Anyway, those are the candidates; now to tackle the state and local ballot measures.
Of course, all adult industry members will likely be voting "no" on Measure B, and you've read enough about that, that I don't need to repeat any of it here. Similarly, they should be voting "no" on state measure 35, which claims to deal with the "problem" of human trafficking, but is so poorly written that it even criminalizes consensual sex work.
Another measure I'd encourage everyone to support is Measure 37, which would require food manufacturers to reveal what genetically engineered plant and animal products they're including in their processed foodstuffs. Opponents of the measure have claimed that it would drive food producers out of California, but that's horseshit; they already have to supply that information if they sell their wares overseas, so why shouldn't Americans be privy to the same info?
I'm also voting against Measures 32 and 33; the first because despite claims to the contrary, passage of the measure would decrease ordinary citizens' access to the political influence system while leaving all the corporate Citizens United fans able to spend their PAC money freely for political causes. I'm voting against Measure 33 because it'll allow car insurance companies to raise your rates if you've ever—EVER—let your car insurance lapse—and in the current recession, plenty of people have.
Beyond that, I'm voting to ditch the death penalty (Measure 34) and to require a criminal's "third strike" to be a violent crime before they can be sentenced to life in prison (Measure 36), and in favor of increasing some taxes for good causes (Measures 30, 38 and 39).
Beyond that, I don't have any great arguments.
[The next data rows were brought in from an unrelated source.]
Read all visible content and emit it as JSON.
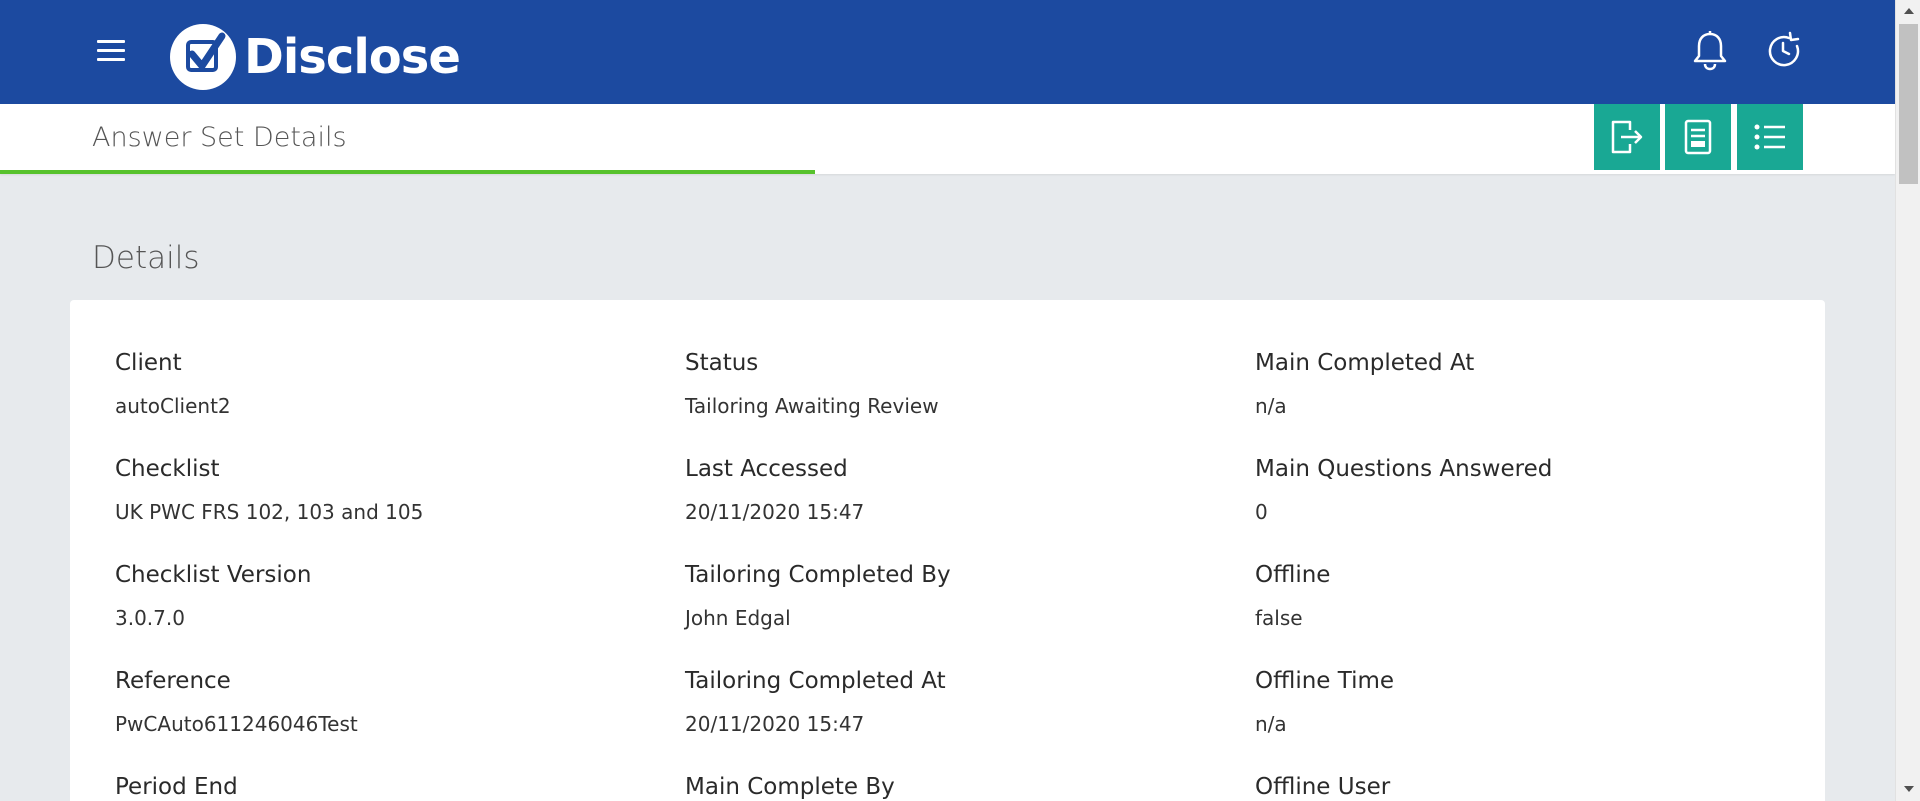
{
  "brand": {
    "name": "Disclose",
    "primary_color": "#1c4aa0",
    "accent_color": "#19a894",
    "progress_color": "#57c22d"
  },
  "header": {
    "icons": [
      "menu-icon",
      "bell-icon",
      "clock-refresh-icon"
    ]
  },
  "subheader": {
    "title": "Answer Set Details",
    "progress_fraction": 0.43,
    "actions": [
      "export-icon",
      "report-icon",
      "list-icon"
    ]
  },
  "section": {
    "title": "Details"
  },
  "details": {
    "columns": [
      [
        {
          "label": "Client",
          "value": "autoClient2"
        },
        {
          "label": "Checklist",
          "value": "UK PWC FRS 102, 103 and 105"
        },
        {
          "label": "Checklist Version",
          "value": "3.0.7.0"
        },
        {
          "label": "Reference",
          "value": "PwCAuto611246046Test"
        },
        {
          "label": "Period End",
          "value": ""
        }
      ],
      [
        {
          "label": "Status",
          "value": "Tailoring Awaiting Review"
        },
        {
          "label": "Last Accessed",
          "value": "20/11/2020 15:47"
        },
        {
          "label": "Tailoring Completed By",
          "value": "John Edgal"
        },
        {
          "label": "Tailoring Completed At",
          "value": "20/11/2020 15:47"
        },
        {
          "label": "Main Complete By",
          "value": ""
        }
      ],
      [
        {
          "label": "Main Completed At",
          "value": "n/a"
        },
        {
          "label": "Main Questions Answered",
          "value": "0"
        },
        {
          "label": "Offline",
          "value": "false"
        },
        {
          "label": "Offline Time",
          "value": "n/a"
        },
        {
          "label": "Offline User",
          "value": ""
        }
      ]
    ]
  }
}
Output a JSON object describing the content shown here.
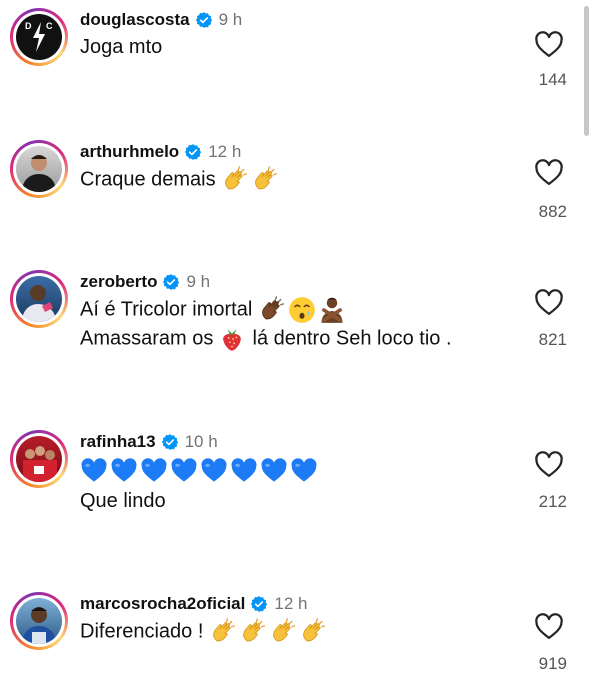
{
  "comments": [
    {
      "username": "douglascosta",
      "time": "9 h",
      "text": "Joga mto",
      "likes": "144"
    },
    {
      "username": "arthurhmelo",
      "time": "12 h",
      "text": "Craque demais",
      "likes": "882"
    },
    {
      "username": "zeroberto",
      "time": "9 h",
      "text": "Aí é Tricolor imortal",
      "text2a": "Amassaram os",
      "text2b": "lá dentro Seh loco tio .",
      "likes": "821"
    },
    {
      "username": "rafinha13",
      "time": "10 h",
      "text2": "Que lindo",
      "likes": "212"
    },
    {
      "username": "marcosrocha2oficial",
      "time": "12 h",
      "text": "Diferenciado !",
      "likes": "919"
    }
  ],
  "icons": {
    "verified": "verified-badge-icon",
    "like": "heart-outline-icon",
    "clap": "clapping-hands-emoji",
    "blue_heart": "blue-heart-emoji",
    "strawberry": "strawberry-emoji"
  },
  "colors": {
    "verified": "#0095f6",
    "time": "#737373",
    "blue_heart": "#1d7bf5"
  }
}
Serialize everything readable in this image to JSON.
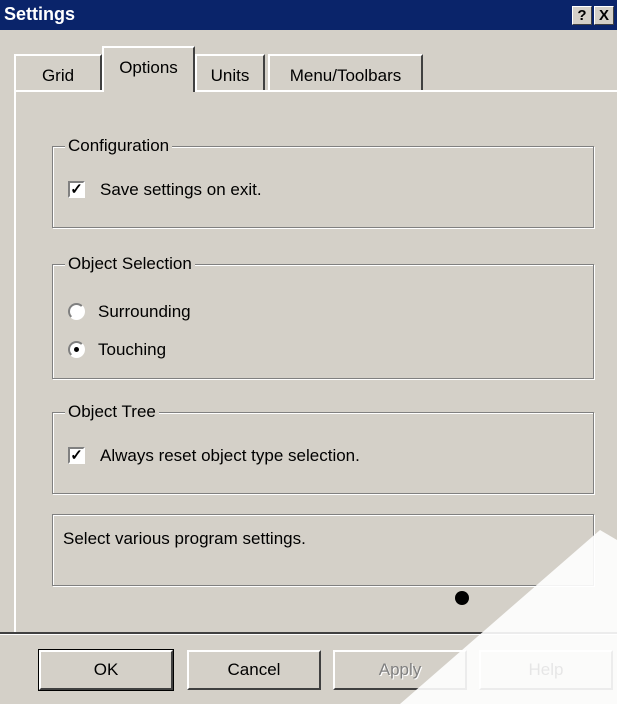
{
  "window": {
    "title": "Settings"
  },
  "titlebar": {
    "help_label": "?",
    "close_label": "X"
  },
  "tabs": [
    {
      "label": "Grid",
      "active": false
    },
    {
      "label": "Options",
      "active": true
    },
    {
      "label": "Units",
      "active": false
    },
    {
      "label": "Menu/Toolbars",
      "active": false
    }
  ],
  "configuration": {
    "title": "Configuration",
    "save_on_exit": {
      "label": "Save settings on exit.",
      "checked": true
    }
  },
  "object_selection": {
    "title": "Object Selection",
    "options": [
      {
        "label": "Surrounding",
        "selected": false
      },
      {
        "label": "Touching",
        "selected": true
      }
    ]
  },
  "object_tree": {
    "title": "Object Tree",
    "reset_selection": {
      "label": "Always reset object type selection.",
      "checked": true
    }
  },
  "status": {
    "text": "Select various program settings."
  },
  "buttons": {
    "ok": "OK",
    "cancel": "Cancel",
    "apply": "Apply",
    "help": "Help"
  },
  "colors": {
    "face": "#d4d0c8",
    "titlebar": "#0a246a",
    "shadow": "#808080",
    "highlight": "#ffffff"
  }
}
I'm voting against Measure 31 because I don't like the people supporting it, and I'm voting for Lacey for DA mostly because she's a woman, but as I said, no great arguments.
Well, that's about it. Have fun at the polls—and don't let any petty functionary try to tell you you don't have a right to vote; kick and scream until somebody pays attention and solves whatever problem they claim to have with your registration—or voting by mail—and while you may disagree with some of my choices, the important thing is to VOTE LIKE YOUR LIFE DEPENDED ON IT! ('Cause, you know, it kind of does.)